Pat: Meeting the family of the donor...donor families don't always want to meet the recipient, because it's just reliving a tragic time in their life, as you can imagine, and the Mayo Clinic where my transplant operation was done...after six months, if it looks like it's going to be successful, they ask you to write a letter to the family of the donor. Not saying who you are, not saying what you've done, not saying anything about where you live, not anything, but saying what you would miss if you didn't get, in my case, the liver. Birthdays, anniversaries, important events in your life, and you don't sign it. You just say, "thank you, God bless you." Anonymous letter. They deliver that to the family of the donor, and if they want to meet the recipient, they let it be known to the medical clinic, and they arrange a meeting. At first, the family I understand, did not want to meet me, didn't want to know anything about me. Then as time passed, they decided, "I'd like to know what happened to my son's liver." So, they arranged a meeting. The donor was from Pine Bluff, Arkansas. Ironically, I went to the University of Arkansas, the college, so I knew a lot of people in the state. The meeting was arranged in Little Rock, my wife and I went. And I had prepared for Super Bowls, Masters Tournaments, US Open Tennis Championships, every big sporting event that I've ever--the NBA, everything I'd ever done, but I could not...there was no way I could prepare for this meeting. I just couldn't think of what to say. "God bless you, thank you, and I'm alive because of you." Well, when we got to the meeting, with the husband and the wife, the mother and the father of the donor, who was thirteen years old, an African-American...she hugged me and grabbed me and hugged me and after a long hug, she said, "I feel like I'm hugging my son." We all were in tears, and all I could think of was "God bless you," and "thank you." Just one of those moments that...what an impact! I'll never forget that. And we've become I wouldn't say close friends, but friends since then. We stay in touch, we talk on occasion since then. It's become a great relationship.
Randy: As I understand, you've been doing some organ donor awareness work.
Pat: Yeah. Whatever they ask me to do, I do if I can.
Randy: Just the fact that you can do it, right?
Pat: Yeah. It's a miracle. They told me I had eighteen minutes to live if I didn't get the liver.
Randy: What year was that?
Pat: Two years ago.
Randy: It's been a long eighteen minutes.
Pat: (laughs) Yeah.

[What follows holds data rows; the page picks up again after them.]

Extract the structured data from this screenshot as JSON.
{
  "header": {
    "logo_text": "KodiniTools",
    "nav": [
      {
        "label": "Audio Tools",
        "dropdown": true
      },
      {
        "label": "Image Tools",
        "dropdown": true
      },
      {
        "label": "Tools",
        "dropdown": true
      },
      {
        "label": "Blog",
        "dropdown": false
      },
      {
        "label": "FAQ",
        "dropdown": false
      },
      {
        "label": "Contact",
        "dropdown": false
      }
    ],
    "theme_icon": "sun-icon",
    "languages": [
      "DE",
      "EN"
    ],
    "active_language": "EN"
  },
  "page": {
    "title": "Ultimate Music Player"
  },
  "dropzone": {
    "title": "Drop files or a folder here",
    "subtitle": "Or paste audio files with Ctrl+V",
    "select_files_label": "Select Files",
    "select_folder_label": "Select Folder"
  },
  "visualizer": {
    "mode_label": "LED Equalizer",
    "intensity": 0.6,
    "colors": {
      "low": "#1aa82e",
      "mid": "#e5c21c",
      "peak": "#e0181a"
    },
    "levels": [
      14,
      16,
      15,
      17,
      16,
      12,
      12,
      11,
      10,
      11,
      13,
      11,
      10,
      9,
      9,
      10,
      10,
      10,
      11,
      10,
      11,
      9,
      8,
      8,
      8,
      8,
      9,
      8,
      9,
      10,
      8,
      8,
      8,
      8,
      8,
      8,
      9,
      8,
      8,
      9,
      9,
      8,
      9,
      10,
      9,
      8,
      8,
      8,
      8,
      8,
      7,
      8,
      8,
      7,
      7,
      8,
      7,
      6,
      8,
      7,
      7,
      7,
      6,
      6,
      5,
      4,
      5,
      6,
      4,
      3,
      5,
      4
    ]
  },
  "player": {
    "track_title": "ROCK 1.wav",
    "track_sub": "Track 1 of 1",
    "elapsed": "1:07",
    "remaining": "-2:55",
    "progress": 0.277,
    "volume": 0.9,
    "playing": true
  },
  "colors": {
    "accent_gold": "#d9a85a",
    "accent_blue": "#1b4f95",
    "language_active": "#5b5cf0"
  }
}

I just went back, just got through with the Mayo Clinic, a yearly examination and evaluation. I still take anti-rejection medicine. I will the rest of my life, but I feel as good as I've felt in years.
Randy: Great. Thank you so much for your time, it was a pleasure to meet you.
Pat: Thank you.
Randy: I enjoyed it.
Pat: Thank you very much.
Thanks to Michael Brandt for transcribing this interview.